### [Directions]
Read through the records below and copy each line that uses the word "Олександрович".

☆ ☆ ☆

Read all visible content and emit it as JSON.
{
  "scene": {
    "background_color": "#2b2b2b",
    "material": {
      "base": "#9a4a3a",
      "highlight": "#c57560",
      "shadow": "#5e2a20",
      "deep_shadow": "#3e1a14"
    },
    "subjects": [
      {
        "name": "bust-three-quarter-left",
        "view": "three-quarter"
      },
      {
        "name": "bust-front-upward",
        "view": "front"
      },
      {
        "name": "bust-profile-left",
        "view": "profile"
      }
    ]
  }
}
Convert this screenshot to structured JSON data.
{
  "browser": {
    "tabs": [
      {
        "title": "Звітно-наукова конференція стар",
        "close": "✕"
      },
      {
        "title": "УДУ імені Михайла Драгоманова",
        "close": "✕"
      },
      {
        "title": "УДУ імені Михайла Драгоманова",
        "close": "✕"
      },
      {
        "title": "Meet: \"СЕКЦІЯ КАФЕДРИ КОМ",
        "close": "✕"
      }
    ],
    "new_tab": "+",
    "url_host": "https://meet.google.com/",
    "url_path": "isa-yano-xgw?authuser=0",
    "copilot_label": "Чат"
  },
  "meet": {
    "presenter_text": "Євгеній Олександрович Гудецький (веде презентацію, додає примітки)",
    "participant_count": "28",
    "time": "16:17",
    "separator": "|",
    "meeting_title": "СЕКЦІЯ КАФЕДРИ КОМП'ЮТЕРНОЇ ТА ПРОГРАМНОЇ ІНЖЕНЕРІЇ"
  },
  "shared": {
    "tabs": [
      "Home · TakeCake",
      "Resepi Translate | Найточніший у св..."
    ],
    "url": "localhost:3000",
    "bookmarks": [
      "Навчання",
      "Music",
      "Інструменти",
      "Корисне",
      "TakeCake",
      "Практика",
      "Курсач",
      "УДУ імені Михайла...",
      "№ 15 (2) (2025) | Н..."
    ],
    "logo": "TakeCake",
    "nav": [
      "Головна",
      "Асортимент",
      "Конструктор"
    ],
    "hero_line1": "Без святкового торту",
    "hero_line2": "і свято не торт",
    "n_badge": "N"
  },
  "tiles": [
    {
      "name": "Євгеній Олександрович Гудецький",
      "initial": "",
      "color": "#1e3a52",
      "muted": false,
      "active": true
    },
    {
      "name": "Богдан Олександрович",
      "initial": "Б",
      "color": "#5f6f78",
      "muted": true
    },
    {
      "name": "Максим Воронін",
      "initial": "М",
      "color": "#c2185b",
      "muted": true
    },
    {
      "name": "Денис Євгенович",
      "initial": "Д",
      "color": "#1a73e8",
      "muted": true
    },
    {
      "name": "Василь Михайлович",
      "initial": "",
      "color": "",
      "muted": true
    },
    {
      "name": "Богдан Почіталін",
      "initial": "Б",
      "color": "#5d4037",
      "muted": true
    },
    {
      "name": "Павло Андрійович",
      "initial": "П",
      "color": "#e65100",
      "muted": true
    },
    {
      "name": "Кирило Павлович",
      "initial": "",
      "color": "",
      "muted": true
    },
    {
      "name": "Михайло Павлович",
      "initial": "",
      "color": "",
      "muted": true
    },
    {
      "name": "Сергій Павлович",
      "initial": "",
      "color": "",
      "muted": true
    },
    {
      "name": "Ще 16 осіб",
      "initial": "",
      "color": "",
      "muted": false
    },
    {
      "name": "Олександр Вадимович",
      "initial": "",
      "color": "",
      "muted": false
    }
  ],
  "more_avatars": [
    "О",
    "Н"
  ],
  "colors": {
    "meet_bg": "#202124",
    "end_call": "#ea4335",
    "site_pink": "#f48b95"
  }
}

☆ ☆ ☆

### [Task response]
    "presenter_text": "Євгеній Олександрович Гудецький (веде презентацію, додає примітки)",
      "name": "Євгеній Олександрович Гудецький",
      "name": "Богдан Олександрович",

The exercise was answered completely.